        int mid  = (start + end)/2;

        if(a[mid] == key)  return mid;
 
        if(a[mid] < key)
            start = mid+1;
        else
            end = mid-1 ;
    }
 
    return -1;
}
 
int main(void) {
 
	int a [] = {1,2,3,4,5,6,7,8};
	int size = sizeof(a)/sizeof(a[0]);
 
	printf("Element found at  : %d", binarySearch(a, 0, size, 4));
 
	return 0;
}

Python implementation of binary search algorithm

def binarySearch(alist, item):
    first = 0
    last = len(alist)-1
    found = -1
    
    while first<=last and found == -1:
        midpoint = (first + last)//2
        if alist[midpoint] == item:
            found = midpoint
        else:
            if item < alist[midpoint]:
                last = midpoint-1
            else:
                first = midpoint+1
    
    return found

testlist = [0, 1, 2, 8, 13, 17, 19, 32, 42,]
print " \nElement found at :"
print binarySearch(testlist, 3)
print " \nElement found at :"
print(binarySearch(testlist, 13))

Execution of binary search implementation

Following execution traces are give for following array A =  [1,2,3,5,7,8,9,10] 

Positive case (Search for 5)
 5 is less than 7 Moving to left part
 5 is greater than 2  Moving to right part
 5 is greater than 3  Moving to right part
 Element located at 3 index
Negative case (Search for 6)
 6 is less than 7 Moving to left part
 6 is greater than 2  Moving to right part
 6 is greater than 3  Moving to right part
 Element not present in input

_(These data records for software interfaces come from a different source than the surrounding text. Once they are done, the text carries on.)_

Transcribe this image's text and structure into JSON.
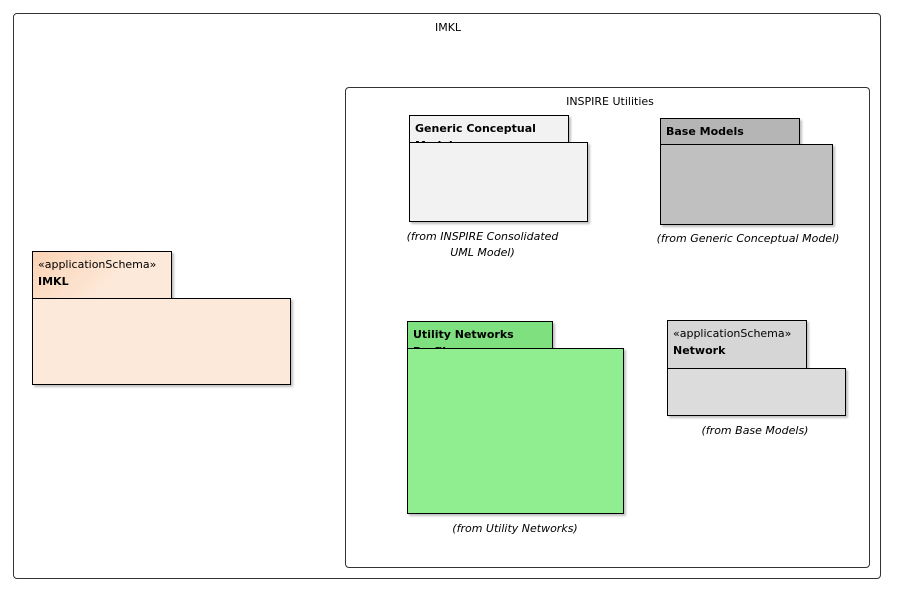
{
  "outer": {
    "title": "IMKL"
  },
  "inspire": {
    "title": "INSPIRE Utilities"
  },
  "packages": {
    "gcm": {
      "name": "Generic Conceptual Model",
      "caption": "(from INSPIRE Consolidated UML Model)",
      "fill": "#f2f2f2"
    },
    "base": {
      "name": "Base Models",
      "caption": "(from Generic Conceptual Model)",
      "fill": "#c0c0c0"
    },
    "imkl": {
      "stereotype": "«applicationSchema»",
      "name": "IMKL",
      "fill": "#fde9d9"
    },
    "unp": {
      "name": "Utility Networks Profile",
      "caption": "(from Utility Networks)",
      "fill": "#90ee90"
    },
    "network": {
      "stereotype": "«applicationSchema»",
      "name": "Network",
      "caption": "(from Base Models)",
      "fill": "#dcdcdc"
    }
  }
}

With each comparison, search space reduces to half. How many comparisons required to either find an element or decisively say that it does not exist in array? We start with n elements, with first comparison, search space reduces to n/2, with second comparison, it reduces to n/4 and so on. It can be easily proved with Master’s theorem binary search algorithm has complexity of O(LogN). Recursive implementation of binary search algorithm has space complexity of O(log n).

Python implementation has some hidden complexities, like we use slice operation on array which is passed to next invocations. This operation is not constant time and hence python implementation is not strictly logarithmic. Apart from this, slice returns a new array each time and hence we are adding to space complexity too. These problems can be easily solved, by passing the original array in each invocation along with start and end index to be searched on in array.

Recently, I found an article on Google Research blog which has a very good point to keep in mind while coding binary search algorithm. Have a look : Google Research blog

In next post i would discuss some more problems related to binary search like finding no of instances of an element, first instance of an element, closest element to a key in an array etc.

Please share if there is something wrong or missing. If you are interested in contributing to algorithms and me, please contact us.